## Task goal
Pull out every line below holding the word "payload".

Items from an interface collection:
= Beginning of Section =

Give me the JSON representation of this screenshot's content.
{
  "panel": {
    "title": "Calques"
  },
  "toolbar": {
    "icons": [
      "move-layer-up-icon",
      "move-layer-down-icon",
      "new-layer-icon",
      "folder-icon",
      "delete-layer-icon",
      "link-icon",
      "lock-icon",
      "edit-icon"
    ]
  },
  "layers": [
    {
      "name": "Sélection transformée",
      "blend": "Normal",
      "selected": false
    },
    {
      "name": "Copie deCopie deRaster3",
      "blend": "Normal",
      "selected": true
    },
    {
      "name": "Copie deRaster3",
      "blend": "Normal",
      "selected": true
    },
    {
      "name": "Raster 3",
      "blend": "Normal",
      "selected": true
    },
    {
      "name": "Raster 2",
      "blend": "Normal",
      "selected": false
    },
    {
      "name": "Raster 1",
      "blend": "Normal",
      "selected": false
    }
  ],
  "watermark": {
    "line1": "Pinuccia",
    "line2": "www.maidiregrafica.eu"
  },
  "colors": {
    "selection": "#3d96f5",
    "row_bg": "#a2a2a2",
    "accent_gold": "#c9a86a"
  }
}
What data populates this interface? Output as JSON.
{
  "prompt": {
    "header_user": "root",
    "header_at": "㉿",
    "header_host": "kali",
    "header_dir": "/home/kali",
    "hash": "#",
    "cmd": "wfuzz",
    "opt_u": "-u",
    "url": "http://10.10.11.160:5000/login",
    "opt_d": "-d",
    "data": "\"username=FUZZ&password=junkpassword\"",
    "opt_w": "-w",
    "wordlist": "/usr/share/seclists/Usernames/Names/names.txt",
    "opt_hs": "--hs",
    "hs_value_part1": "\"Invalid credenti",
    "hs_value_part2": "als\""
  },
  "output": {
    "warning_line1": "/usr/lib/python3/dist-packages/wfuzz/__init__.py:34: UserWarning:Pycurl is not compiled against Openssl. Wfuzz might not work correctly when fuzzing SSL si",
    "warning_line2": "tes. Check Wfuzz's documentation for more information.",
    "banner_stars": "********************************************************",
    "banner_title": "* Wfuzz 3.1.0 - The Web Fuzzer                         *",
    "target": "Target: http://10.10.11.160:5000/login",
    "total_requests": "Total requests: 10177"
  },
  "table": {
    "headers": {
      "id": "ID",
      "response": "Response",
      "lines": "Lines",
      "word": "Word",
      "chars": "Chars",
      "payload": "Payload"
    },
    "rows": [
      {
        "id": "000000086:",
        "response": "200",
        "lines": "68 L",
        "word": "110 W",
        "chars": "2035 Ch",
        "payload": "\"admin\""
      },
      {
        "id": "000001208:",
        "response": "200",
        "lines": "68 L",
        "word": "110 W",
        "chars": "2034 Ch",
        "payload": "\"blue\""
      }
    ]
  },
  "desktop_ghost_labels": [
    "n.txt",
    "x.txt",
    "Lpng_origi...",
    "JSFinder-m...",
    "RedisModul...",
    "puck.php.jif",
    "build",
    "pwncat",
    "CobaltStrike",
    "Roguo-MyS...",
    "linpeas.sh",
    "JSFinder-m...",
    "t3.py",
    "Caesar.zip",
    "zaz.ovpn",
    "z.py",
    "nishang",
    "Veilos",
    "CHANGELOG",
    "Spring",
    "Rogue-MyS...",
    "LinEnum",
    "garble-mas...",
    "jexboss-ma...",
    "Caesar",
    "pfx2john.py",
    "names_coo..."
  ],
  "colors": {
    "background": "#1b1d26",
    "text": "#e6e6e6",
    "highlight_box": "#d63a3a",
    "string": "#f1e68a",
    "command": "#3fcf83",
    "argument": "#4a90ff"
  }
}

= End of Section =

## Solution below
      "payload": "Payload"
        "payload": "\"admin\""
        "payload": "\"blue\""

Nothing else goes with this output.